We’re in These Streets—Of Rip City!

By United Way of King County, on March 13, 2024 | In Breaking the Cycle of Poverty, Events, News, Racial Equity

United Way of King County is out and about in your community! We’re keeping an eye and a pulse on happenings, events, organizations, and activities throughout King County as we work side by side with communities and partners to achieve an equitable future for everyone.

We’re in These Streets is a blog post that highlights your community. Last month, we joined members of local Indigenous groups in Portland for the Affiliated Tribes of Northwest Indians (ATNI) 2024 Winter Convention.

ATNI conventions are places for Indigenous tribes and groups to share best practices and develop policy positions.

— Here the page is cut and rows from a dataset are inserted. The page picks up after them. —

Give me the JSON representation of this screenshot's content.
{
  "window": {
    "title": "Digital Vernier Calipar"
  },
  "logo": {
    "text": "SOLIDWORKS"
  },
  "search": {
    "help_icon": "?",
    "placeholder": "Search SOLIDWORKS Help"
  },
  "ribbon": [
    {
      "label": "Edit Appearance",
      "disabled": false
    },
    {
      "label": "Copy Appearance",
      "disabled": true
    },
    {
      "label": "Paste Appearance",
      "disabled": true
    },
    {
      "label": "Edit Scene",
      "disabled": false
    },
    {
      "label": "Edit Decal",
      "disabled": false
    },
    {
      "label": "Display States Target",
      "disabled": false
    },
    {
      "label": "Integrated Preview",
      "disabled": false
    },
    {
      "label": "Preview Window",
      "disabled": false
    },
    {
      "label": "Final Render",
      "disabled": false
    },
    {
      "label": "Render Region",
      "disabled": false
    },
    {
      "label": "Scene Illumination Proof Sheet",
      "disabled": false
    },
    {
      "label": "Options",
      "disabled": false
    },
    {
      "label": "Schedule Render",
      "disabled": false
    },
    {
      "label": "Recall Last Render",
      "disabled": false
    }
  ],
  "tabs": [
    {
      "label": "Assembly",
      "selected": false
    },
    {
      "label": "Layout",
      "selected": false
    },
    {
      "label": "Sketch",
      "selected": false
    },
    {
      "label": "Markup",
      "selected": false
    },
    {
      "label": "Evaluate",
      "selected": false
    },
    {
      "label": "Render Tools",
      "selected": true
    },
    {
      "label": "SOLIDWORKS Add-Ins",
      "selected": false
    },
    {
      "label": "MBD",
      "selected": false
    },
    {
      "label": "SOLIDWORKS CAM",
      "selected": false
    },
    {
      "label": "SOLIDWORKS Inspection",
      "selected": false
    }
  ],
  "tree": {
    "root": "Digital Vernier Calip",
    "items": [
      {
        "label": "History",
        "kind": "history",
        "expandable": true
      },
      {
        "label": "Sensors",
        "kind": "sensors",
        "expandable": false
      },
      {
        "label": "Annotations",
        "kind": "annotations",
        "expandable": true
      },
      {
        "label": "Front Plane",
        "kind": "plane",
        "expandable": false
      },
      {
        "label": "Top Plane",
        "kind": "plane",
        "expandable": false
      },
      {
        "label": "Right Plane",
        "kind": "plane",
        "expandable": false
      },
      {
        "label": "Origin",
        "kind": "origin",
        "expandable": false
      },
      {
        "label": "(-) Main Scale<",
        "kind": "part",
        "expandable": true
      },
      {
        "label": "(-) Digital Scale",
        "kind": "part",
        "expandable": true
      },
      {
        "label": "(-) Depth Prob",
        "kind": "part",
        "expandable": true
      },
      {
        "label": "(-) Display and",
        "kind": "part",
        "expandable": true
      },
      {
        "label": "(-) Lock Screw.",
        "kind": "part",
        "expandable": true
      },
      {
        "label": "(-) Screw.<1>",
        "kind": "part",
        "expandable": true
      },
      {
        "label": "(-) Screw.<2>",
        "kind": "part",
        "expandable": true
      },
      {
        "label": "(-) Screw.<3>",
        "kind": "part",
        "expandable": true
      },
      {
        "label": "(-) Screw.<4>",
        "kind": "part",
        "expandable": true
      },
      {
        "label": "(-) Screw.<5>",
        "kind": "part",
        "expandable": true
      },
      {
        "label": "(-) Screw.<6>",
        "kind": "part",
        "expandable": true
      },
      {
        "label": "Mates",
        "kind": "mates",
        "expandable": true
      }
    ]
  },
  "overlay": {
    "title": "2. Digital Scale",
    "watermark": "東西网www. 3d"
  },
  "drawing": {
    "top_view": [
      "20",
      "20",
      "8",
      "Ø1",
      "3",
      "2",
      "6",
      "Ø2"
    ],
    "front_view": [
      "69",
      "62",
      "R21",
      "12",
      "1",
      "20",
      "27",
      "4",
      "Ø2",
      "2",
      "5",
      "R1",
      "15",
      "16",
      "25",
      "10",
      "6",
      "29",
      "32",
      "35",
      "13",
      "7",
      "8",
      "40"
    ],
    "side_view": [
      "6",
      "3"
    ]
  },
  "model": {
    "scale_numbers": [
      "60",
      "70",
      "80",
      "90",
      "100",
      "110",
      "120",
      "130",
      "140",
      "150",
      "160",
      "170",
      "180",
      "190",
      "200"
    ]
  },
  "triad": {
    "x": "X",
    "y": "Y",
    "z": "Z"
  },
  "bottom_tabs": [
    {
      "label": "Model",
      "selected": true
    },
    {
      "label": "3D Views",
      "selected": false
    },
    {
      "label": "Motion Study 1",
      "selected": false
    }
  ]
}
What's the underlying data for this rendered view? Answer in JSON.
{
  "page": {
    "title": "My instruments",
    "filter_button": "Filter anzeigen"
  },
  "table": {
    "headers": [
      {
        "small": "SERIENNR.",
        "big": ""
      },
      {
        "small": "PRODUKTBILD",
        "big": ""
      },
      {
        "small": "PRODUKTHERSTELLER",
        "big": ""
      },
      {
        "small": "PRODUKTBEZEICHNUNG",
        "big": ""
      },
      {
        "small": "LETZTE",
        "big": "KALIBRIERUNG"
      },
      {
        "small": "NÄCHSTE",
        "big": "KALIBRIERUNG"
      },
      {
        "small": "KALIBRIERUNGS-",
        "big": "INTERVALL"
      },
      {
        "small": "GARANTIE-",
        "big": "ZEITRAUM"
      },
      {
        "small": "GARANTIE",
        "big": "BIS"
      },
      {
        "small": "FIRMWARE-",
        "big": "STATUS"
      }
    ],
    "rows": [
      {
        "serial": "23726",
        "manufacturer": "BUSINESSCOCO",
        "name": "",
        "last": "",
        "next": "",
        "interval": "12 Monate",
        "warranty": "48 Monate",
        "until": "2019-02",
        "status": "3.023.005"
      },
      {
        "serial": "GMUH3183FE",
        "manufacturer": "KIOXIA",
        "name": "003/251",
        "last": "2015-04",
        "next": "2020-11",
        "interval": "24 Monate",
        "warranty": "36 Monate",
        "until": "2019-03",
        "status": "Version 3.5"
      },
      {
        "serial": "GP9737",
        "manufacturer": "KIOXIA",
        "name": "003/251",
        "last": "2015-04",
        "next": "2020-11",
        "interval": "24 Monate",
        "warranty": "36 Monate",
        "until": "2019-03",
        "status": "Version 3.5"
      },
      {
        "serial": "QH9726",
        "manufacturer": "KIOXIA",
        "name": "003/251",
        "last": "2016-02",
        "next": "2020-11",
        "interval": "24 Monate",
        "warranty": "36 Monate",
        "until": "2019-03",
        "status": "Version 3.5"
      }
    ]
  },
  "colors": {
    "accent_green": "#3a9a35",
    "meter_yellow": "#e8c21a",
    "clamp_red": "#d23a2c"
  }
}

We caught up with Jessica Juarez-Wagner (pictured above) of United Way-supported Potlatch Fund, who at the convention said that Pacific Northwest Indigenous organizations are creating a coalition to solicit local and national foundations for funding. Here’s what she had to say.

United Way of King County: Talk about your involvement with ATNI.

Jessica Juarez-Wagner: I’ve been coming to this conference for more than seven years. It was my first conference and my first tribal conference. I have sat in different shoes in this space, and now I am coming as a representative of Potlach Fund. About a year and a half ago, Potlach restarted the ATNI Philanthropy Committee; we held a co-chair space along with Native Americans in Philanthropy and one tribally elected official who serves on a lot of nonprofit boards. I am now co-chairing the philanthropy committee.

Our vision is to marry philanthropy and Indian Country in how we can utilize philanthropic dollars and move the needle to ensure Indian Country is being funded. Right now, Indian Country is funded at .04%, while we represent 2.5% of the population. If you take into account the history and the very, very, very, very clear and now acknowledged and stated history of the United States and the actual stealing of wealth—and the fact that these philanthropic organizations may have come from that wealth—how can they reinvest in the community that has stewarded the land and are still here and are resilient through it all?

Jessica Juarez-Wagner of Potlatch Fund at the Affiliated Tribe of Northwest Indians (ATNI) Winter Conference in Portland. ATNI, which is based in Portland, represents 57 Northwest tribal governments from Oregon, Idaho, Washington, Southeast Alaska, Northern California, and Western Montana.

United Way of King County: What are you looking to raise philanthropic dollars for?

Jessica Juarez-Wagner: Housing grants, specifically, have been the first request from our tribal leaders. And a big opportunity here is a public-private partnership for money to unlock the ability to utilize state, federal, and local dollars we receive.

Tribes are told they only need to match funding at 5%, but when it’s an investment of $5 million, a 5% match becomes a burden that tribes can’t carry. So how can we utilize philanthropic dollars to cover that match so that tribes can unlock that $5 million? What’s really cool is that you can tell a funder that [in investing in ATNI], your pennies will become dollars.

United Way of King County: Is this for Affiliated Tribes or Northwest Indians?

Jessica Juarez-Wagner: Yes, we are the only regional tribal grouping that has a philanthropic committee. ATNI celebrated its 70th year last year. We’re made up of groups from Washington, Oregon, Idaho, Montana, parts of Northern California, and parts of Alaska and Wyoming.

Potlatch Fund is a member of the Indigenous Communities Fund, which United Way launched in 2020 to provide Indigenous communities with resources to address COVID-19’s impact.

United Way of King County: This year’s ATNI Conference has also focused on natural resources (particularly water) and agriculture. What are other areas that you would like to lift up for United Way of King County’s donors and our content readers?

Jessica Juarez-Wagner: Natural resources is almost always one of our most packed committees because it affects everything. I attended a presentation about the shrinking of someone’s reservation. The reservation was promised, and it was supposed to be from the Cascade River to the Columbia River to this space. Then the government found out that the soil was really good, so they cut it in half and farmers got one portion. Then they found gold in the north portion, and they shrunk it again.

I overhead a woman say to the person seated next to her, “But water is worth more than gold.” Access to water, access to trees, to natural resources, to our salmon, to our traditional foods, to healthy waterways, creates healthy people. This land is what has kept these people alive since the beginning of time. How do we ensure that this land stays a healthy space, not just for this generation but in perpetuity?


All comments are approved before they are posted to the site.